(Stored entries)
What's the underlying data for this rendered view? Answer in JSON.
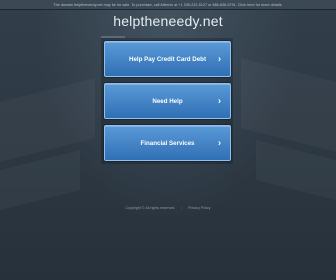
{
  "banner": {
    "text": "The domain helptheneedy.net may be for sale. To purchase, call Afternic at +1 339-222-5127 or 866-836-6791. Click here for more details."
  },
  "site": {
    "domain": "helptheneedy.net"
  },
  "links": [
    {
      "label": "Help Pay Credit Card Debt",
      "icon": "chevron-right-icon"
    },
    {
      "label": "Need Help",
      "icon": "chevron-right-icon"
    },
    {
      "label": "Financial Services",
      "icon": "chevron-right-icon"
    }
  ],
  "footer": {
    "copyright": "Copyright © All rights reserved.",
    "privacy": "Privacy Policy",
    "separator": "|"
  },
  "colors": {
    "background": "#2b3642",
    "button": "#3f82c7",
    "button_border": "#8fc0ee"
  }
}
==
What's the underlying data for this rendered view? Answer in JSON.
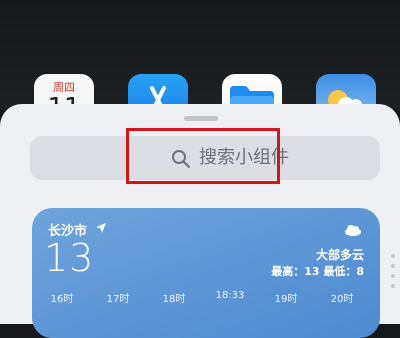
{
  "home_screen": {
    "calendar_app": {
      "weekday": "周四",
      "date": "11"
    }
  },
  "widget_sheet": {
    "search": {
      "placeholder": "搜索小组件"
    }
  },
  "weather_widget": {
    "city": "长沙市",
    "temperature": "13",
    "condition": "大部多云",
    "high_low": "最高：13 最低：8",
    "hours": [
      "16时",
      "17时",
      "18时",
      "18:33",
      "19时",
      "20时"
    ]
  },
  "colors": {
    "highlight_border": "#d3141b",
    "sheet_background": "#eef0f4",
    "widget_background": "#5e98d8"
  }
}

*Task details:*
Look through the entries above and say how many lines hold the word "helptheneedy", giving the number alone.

*Result of this task:*
2